Giving Credit ~ Cite the Source: Steps 4-6
4. Find and read the information that describes the image you selected if it is available (sometimes you might need to right click on the image to view "Properties"). You will use this information for your citation in Step 5.
Below is a screen shot of some of the information you might be able to locate on an image. Although it might appear different on your site, notice it includes the image name, size, and owner:
To learn more about file formats, follow this link. What format is your digital image?
5. Generate a citation for your image. Place your citation in the Quest 1 Answer Template. Below are two helpful resources for creating a citation listed, try one. Did it look like the citation that might have been provided with the image?
- Citation Machine for Images resource and the information from step 3 and 4 to create a citation for your images.
- Open Washington OER Network Open Attribution Builder
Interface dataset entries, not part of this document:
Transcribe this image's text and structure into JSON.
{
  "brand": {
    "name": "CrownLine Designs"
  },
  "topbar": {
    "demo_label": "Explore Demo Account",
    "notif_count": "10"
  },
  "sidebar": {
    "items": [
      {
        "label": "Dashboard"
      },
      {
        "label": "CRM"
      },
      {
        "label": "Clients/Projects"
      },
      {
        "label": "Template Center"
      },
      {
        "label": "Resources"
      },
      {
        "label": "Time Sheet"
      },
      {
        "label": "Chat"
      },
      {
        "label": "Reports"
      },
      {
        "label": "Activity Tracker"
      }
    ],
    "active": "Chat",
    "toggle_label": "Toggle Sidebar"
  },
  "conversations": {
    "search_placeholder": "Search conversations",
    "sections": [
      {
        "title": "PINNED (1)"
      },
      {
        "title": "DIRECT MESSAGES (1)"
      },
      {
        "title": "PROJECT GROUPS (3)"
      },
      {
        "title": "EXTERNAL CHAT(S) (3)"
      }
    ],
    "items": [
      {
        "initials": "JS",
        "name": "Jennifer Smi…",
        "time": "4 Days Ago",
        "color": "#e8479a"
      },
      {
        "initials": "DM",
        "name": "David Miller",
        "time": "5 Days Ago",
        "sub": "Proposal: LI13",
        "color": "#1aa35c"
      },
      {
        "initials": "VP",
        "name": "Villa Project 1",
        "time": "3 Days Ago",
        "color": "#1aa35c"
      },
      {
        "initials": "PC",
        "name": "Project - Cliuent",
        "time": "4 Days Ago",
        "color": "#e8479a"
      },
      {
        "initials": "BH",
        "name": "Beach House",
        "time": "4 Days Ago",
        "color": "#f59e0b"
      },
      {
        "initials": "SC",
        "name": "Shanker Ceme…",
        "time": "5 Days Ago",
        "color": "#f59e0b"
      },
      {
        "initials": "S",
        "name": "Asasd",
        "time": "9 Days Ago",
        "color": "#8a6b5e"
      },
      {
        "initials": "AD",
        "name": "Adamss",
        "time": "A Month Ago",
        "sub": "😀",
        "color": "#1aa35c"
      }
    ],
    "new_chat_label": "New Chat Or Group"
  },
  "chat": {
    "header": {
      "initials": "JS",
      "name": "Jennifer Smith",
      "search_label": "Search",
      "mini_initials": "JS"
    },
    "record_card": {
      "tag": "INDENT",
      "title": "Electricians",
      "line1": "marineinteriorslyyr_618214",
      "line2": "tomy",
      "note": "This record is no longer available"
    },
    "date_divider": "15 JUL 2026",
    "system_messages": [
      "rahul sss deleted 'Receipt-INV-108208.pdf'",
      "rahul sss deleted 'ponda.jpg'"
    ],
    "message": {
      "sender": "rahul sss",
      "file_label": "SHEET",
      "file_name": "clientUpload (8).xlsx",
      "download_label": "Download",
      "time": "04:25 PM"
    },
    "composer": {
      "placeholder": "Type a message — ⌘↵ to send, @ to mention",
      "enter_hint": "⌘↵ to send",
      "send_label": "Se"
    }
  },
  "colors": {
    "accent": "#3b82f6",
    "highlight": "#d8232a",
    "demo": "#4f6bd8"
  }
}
6. This time, create a sample Creative Commons license for the image. If you are not able to locate the name of the owner/producer of the image to put in the license, you may use your own name or author unknown for this example. For video tutorials on how to create a Creative Commons license, review "Stop the Pirates " (Q3 in Be Legal and Fair). To help you describe the kind of license you chose in the template, use this creative commons vocabulary as you consider the type of license that may be helpful. You will need to do a screenshot of your license for this activity and insert it into your template document.
Creative Commons Images and Collections
You may have already learned some things about Copyright in Quest 4 Stop the Pirates (Thing 7 Be Legal and Fair). If not you might want to visit it to learn more. In this section you will learn about the free images and collections of images, photos, and illustrations available to you. Please note that it is important to give attribution to the title of the work, author/creator, source, and license when the license requires it.
Creative Commons Image Search Directions:
Follow these steps to search for images, photos, or illustrations on Creative Commons.
- Search for an image, photo, or illustration by typing the term in the SEARCH bar on this page.
- Browse their resources by Category
Filtering your search. When you visit a collection or arrive at a set of images you can filter the results using the drop-down symbols. This list runs down the left side of the page next to the images.
- "I want something that I can..." skip this
- All licenses... Select Public Domain if you do not want to site the source of the image. Selecting BY and CCO requires you cite the attribution along with the image where you use it.
- All Sources ... is the automatic default
- Image Type... leave this unchecked
- File Type... JPEGs are good quality images and are a great choice for school work and projects, PNGs are good for web pages, GIFs can be used in animations.
- Aspect Ratio... Choose between tall, wide, and square images or photos
- Image Size... You can choose between small, medium, and large sizes.
When you click on a photograph you want to use, you will see the Image Attribution information, however if it is Public Domain, you do not need to cite the source.
Completing this Quest
Upload or turn in this assignment as your teacher directs.
Check off this Quest on the 21t4s roadmap
I am ready to go on to Quest 2, Image Magic
Competencies & Standards
MITECS Michigan Integrated Technology Competencies for Students, and
2. Digital Citizen
c. Demonstrate an understanding of and respect for the rights and obligations of using and sharing intellectual property
6. Creative Communicator
a. Choose the appropriate platforms and tools for meeting the desired objectives of their creation or communication
Common Core Standards
CCSS.ELA-Literacy.CCRA.W.8 Gather relevant information from multiple print and digital sources, assess the credibility and accuracy of each source, and integrate the information while avoiding plagiarism.
Integrate and evaluate information presented in diverse media and formats, including visually, quantitatively, and orally.